Recently, I’ve been playing around with writing Firefox extensions to add toolbar buttons that allow me to add a couple of simple tools I’d like to see on my toolbar. More on that soon, but in the process I’ve written a couple of bookmarklets to test some of my ideas. So my next couple of posts will be about bookmarklets. Here’s one to get started.
First of all, I call these things “bookmarklets”. I use Firefox for my main browser, which has a bookmark manager. Most people will be familiar with the Favorites menu/folder/sidebar in Internet Explorer. I never even used Favorites when Internet Explorer was my main browser, so they’ve never been “Favelets” to me.

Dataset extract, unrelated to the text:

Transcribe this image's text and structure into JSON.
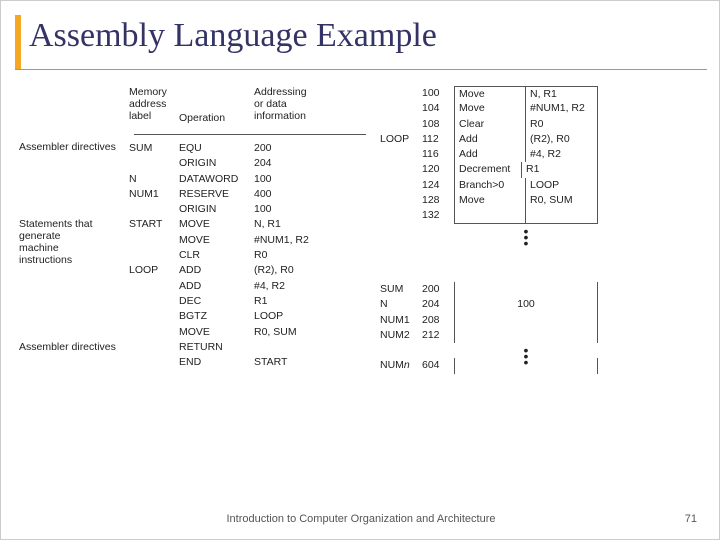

Web designers and developers in particular started using them to make frequent tasks easier. For example, you could program one to resize your browser window to a variety of screen resolutions. Some designers still use bookmarklets for such tasks. Personally, I use Firefox with Chris Pederick’s Web Developer toolbar or Internet Explorer with the AIS Web Accessibility Toolbar which cover many of my common tasks. Other bookmarklets can help general browsing. For example, Movable Type uses bookmarklets to make it easy for you to publish to your blog when you stumble across something that inspires you while browsing.
How to use bookmarklets
I can’t write no stinkin’ bookmarklet!
Steve Kangas’ bookmarklets.com has a vast library of bookmarklets to get you started, and our good friend Tantek Çelik has a few favelets. Also, those Web developers out there who haven’t yet heard of the slayeroffice Favelet Suite really should go and check them out.
More to come